He's absolutely right. For the longest time, I would by anything that bore the name of an old and venerable label. And if something was old and rare, forget it, I was sunk. It didn't matter if it fit, or I needed it, or anything. I can't tell you how many things I hung onto for years, saying, "I'll take it to the tailor, you'll see." True, your friend the tailor can let out the waist, fix the hem, shorten the sleeves, etc. But if a thing needs extensive work, it will never get done. Still, it's hard to say no, for example, to a vintage Hart,Schaffner & Marx suit for $11.99. So what if its a 42 long and you wear a 38 regular?

The fact is, no matter how cheap a thing is, no matter how much of a bargain, it is in fact a waste of both money and precious closet space to buy things that deep down you know you will probably never wear. I thank our commenter Charles for putting that in my mind. I was very selective on my most recent thrifting excursion because of it. I even put back a Brooks Brothers brown Prince of Wales sport coat for $5.99( after I tried it on 20 times trying to convince myself to buy it.)
Here are some fun label shots of the stuff I passed up today:

A blue flannel blazer with horn buttons. Too small, not enough cloth to let out. Another advantage of thrift is that you can discreetly separate the lining and have a peak inside at the extra material. Don't tell on me.

A white french cuff shirt. Too big in the neck.

A grey two button suit with a white and burgundy pinstripe. A good fit, but the jacket was a little too darted for my taste. Which brings up a good point: once upon a time, I would have bought this suit, and for years gotten fully dressed into it, shirt, tie, everything, before getting changed at the last minute before leaving the house and winding up in a hurry or late to whatever it was that I had to put on a suit for in the first place. Hardly worth $14.99 in the long run....and there's no way the guy on that label drives a van, either.

Navy pinstripe 3/2 sack suit from the Coop (i.e. Harvard Co-Operative Society) back when they were something more than a glorified souvenir store for the parents of the incoming freshman class. Alas, made to fit a man much larger than myself.

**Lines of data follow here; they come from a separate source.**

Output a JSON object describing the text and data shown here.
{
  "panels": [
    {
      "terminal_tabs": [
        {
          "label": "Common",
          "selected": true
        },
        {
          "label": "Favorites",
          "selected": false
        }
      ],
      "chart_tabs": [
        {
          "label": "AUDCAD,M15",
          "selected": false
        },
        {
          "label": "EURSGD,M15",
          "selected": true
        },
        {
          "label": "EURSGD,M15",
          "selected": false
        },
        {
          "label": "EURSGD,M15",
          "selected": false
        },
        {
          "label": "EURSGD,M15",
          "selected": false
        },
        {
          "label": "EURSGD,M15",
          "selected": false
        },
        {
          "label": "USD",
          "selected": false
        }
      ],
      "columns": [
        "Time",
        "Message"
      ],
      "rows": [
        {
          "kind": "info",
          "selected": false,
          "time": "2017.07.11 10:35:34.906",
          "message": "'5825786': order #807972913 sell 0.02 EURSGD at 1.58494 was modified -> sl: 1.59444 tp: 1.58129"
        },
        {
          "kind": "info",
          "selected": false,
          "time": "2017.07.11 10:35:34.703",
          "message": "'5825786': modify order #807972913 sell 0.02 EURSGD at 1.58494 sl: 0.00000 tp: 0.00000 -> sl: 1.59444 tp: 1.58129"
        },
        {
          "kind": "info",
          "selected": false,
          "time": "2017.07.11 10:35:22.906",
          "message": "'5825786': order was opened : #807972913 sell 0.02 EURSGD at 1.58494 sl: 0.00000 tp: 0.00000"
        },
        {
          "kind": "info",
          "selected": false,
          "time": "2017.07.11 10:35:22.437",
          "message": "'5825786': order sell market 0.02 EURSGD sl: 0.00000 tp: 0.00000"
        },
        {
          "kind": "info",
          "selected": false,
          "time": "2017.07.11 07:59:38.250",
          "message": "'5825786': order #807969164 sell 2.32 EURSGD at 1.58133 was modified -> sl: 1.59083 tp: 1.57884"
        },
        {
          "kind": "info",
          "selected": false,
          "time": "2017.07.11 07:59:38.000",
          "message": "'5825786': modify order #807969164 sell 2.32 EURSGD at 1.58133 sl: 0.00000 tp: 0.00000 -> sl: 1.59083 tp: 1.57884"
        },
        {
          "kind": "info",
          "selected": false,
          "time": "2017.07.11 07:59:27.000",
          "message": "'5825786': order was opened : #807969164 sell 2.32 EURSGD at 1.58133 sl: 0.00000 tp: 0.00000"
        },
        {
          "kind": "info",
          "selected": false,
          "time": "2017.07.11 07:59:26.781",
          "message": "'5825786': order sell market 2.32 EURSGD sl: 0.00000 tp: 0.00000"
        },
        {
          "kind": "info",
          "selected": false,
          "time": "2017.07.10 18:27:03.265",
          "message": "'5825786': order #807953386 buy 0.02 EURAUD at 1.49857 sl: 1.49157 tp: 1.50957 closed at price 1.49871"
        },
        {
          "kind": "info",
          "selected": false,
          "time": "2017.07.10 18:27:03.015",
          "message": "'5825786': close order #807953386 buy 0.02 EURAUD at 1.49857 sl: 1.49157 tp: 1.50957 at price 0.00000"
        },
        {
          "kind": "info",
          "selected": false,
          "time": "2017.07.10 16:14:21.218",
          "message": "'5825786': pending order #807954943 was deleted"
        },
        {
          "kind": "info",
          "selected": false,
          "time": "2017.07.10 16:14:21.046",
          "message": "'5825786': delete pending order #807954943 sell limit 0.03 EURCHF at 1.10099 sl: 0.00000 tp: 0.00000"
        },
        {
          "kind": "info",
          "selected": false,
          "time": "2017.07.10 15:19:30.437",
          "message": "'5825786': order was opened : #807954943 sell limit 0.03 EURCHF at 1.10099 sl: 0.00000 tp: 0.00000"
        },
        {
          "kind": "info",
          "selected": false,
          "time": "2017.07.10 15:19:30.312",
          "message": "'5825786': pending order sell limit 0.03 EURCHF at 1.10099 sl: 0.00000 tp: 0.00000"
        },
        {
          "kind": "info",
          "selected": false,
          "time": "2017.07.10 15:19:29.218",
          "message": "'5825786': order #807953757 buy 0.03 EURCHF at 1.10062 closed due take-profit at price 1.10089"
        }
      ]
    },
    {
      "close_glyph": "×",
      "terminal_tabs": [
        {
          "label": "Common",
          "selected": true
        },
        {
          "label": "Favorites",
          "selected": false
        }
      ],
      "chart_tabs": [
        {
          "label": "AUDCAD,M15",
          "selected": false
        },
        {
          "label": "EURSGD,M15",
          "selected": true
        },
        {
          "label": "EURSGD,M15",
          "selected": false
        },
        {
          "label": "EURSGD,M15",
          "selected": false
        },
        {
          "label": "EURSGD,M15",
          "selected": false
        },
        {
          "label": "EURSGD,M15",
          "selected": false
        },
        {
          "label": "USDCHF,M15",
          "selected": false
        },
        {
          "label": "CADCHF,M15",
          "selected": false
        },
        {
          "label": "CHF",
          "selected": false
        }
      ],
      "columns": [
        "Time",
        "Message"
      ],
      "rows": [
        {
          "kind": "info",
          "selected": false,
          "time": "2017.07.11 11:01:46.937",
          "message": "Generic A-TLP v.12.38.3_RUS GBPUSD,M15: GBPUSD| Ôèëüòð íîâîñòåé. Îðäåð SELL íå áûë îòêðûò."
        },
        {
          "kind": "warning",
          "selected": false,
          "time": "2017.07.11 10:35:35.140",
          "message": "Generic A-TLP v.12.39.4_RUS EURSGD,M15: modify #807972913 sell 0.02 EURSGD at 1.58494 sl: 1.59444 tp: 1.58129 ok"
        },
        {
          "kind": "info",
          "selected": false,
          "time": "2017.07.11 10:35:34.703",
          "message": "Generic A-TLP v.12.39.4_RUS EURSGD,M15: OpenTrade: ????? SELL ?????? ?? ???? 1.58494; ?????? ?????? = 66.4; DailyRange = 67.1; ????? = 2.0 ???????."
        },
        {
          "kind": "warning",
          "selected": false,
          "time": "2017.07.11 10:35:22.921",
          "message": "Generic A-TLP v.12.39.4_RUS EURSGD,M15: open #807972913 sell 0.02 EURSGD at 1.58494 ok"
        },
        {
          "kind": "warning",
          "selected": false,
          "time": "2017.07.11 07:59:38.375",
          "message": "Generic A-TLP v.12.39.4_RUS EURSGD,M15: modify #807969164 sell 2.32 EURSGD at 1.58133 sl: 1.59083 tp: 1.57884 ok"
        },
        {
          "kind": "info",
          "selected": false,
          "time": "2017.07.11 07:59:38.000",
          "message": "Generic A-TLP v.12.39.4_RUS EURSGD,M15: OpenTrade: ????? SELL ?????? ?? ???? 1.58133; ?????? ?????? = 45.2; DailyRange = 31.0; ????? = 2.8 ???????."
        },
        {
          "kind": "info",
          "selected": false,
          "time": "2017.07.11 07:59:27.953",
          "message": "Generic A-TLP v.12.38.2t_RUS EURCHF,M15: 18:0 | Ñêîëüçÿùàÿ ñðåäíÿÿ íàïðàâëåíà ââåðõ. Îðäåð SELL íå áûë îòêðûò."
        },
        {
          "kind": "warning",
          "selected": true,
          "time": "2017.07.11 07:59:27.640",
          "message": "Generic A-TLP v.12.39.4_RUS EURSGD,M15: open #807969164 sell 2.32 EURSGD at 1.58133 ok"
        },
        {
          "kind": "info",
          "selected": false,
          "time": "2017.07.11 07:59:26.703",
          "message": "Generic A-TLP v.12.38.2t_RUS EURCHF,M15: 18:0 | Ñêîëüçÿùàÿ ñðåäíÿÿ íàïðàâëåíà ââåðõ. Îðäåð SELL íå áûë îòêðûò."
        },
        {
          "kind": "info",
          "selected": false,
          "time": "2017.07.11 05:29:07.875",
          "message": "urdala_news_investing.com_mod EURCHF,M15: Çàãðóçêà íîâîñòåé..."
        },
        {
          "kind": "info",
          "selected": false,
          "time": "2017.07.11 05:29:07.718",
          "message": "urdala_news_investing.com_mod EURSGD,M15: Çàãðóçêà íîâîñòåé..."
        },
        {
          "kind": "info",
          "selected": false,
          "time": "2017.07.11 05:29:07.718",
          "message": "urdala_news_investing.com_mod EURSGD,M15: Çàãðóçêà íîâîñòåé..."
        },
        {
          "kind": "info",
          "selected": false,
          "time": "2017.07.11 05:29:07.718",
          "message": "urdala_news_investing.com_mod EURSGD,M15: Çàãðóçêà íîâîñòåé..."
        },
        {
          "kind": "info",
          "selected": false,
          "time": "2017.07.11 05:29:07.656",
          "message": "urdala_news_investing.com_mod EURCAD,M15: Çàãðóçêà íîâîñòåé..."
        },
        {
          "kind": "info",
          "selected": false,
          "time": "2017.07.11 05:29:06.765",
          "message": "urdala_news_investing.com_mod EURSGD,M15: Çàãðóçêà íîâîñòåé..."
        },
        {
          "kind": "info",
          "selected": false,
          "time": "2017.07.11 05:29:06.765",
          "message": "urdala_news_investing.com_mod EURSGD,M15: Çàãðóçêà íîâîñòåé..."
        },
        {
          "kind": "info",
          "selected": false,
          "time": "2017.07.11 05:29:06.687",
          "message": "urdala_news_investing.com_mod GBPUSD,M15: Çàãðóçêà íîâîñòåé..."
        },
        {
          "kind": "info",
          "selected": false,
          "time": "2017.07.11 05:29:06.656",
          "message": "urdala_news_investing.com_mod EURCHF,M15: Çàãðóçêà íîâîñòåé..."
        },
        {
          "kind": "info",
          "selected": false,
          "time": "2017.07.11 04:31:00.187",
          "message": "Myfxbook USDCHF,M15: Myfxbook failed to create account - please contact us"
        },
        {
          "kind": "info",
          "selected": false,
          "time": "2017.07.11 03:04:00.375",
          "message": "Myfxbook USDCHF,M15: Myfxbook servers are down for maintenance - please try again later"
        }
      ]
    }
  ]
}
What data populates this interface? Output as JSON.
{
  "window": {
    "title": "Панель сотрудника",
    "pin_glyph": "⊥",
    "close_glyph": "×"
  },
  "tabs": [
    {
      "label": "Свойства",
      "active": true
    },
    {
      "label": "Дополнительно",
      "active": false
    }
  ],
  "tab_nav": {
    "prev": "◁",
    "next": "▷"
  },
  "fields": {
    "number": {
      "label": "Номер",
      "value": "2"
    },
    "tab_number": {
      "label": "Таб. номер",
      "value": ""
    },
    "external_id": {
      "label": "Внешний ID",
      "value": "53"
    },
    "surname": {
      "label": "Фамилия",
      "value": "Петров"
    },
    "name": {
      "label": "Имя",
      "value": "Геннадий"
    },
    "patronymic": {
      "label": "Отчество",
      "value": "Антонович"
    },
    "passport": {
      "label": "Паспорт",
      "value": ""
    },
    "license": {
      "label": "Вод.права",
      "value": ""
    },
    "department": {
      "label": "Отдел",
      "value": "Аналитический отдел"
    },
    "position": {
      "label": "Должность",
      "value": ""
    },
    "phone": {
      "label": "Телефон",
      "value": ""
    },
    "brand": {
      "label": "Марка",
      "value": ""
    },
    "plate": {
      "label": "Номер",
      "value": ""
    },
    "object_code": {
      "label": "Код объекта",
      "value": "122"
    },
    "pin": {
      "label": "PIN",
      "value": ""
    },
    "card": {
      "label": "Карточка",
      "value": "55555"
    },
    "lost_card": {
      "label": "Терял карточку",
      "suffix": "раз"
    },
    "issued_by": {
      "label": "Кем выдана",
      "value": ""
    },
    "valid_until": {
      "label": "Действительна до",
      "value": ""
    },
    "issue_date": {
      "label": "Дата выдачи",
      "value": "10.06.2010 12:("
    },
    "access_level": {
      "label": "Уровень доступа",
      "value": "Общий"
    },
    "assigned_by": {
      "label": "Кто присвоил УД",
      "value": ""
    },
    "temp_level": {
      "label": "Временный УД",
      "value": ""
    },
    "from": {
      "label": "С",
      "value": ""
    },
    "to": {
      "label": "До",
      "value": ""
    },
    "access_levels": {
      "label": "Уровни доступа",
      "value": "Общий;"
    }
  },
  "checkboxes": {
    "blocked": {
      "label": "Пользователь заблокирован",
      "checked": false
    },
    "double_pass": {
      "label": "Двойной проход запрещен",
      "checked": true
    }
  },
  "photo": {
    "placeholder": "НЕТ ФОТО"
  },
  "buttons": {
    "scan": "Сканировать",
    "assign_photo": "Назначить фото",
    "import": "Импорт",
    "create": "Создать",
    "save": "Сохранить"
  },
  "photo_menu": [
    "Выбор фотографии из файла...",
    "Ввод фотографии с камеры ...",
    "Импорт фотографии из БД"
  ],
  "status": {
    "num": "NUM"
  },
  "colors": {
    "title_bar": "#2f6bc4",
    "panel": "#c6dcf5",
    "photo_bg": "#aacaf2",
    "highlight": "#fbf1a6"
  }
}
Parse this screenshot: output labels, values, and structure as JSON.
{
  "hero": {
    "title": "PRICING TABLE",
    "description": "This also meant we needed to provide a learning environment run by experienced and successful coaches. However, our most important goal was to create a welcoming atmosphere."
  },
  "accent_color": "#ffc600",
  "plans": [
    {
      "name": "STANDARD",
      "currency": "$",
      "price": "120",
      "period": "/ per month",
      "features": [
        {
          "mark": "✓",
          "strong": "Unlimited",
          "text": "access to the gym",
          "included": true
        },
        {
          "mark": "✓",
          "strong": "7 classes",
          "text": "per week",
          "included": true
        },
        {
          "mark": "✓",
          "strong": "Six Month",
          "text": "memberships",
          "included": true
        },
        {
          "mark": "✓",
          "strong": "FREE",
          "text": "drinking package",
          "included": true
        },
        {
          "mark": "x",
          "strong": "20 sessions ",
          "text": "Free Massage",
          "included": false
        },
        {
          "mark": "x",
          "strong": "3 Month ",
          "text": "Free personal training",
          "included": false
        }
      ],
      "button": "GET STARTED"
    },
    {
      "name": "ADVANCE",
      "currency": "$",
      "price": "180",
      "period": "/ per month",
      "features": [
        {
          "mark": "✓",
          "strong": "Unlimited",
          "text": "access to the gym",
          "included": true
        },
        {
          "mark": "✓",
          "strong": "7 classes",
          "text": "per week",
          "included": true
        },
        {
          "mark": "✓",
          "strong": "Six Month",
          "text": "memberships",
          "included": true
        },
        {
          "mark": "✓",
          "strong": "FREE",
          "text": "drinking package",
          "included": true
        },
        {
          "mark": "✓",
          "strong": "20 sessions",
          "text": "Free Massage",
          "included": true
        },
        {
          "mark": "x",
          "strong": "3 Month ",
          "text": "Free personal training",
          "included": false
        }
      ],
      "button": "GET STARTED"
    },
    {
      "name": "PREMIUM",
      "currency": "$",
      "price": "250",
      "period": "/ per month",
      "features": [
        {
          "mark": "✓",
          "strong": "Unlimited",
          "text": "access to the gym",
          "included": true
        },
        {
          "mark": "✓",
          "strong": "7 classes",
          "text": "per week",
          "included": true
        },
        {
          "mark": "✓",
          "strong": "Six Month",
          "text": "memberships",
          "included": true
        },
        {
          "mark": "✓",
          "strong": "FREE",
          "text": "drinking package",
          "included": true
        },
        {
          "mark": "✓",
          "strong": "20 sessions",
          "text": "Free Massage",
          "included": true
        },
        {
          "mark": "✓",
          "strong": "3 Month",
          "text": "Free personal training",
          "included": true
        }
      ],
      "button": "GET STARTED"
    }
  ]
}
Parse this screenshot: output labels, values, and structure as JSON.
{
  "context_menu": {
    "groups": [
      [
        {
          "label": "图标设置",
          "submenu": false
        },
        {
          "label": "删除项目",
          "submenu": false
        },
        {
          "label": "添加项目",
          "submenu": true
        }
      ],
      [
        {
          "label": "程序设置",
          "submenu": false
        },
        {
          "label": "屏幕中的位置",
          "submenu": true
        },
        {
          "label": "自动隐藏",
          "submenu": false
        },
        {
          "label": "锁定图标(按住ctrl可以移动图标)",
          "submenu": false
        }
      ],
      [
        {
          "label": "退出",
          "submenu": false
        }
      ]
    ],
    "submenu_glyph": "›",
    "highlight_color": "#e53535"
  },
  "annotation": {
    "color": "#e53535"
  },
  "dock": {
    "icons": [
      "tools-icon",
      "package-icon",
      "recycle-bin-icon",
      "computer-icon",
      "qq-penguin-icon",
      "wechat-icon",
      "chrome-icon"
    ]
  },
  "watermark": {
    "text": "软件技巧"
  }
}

Like I've said before, it's all about developing an eye for things, which also means knowing what not to buy, no matter how nice it may be.

p.s. R.I.P. local store brand stuff and funny little unknown labels (Trotters Club!?! New England Gentleman!?!) Some of my best stuff has been from the likes of theses 'No Name' names.

3 comments:

Laguna Beach Trad said...

Nice to see the Van Driver label.

Charles said...

Gus, This is something I wrote in the first couple of weeks of my blog, before I ran out of ideas:

http://www.longsufferingtrad.com/?p=12

It is very silly and I don't think anyone ever read it, but maybe you will read it now?

Giuseppe said...

I read it the, Longwing, and I laughed. I've been reading you and all the others all along. One of the reasons I jumped in myself is that I find all this silliness helpful in honing my own shopping skills. Believe me , I'm well over having a house full of garbage. Now that I have a toddler and one on the way, I've got the mess and garbage factory all sewn up and it's time for me to get organized.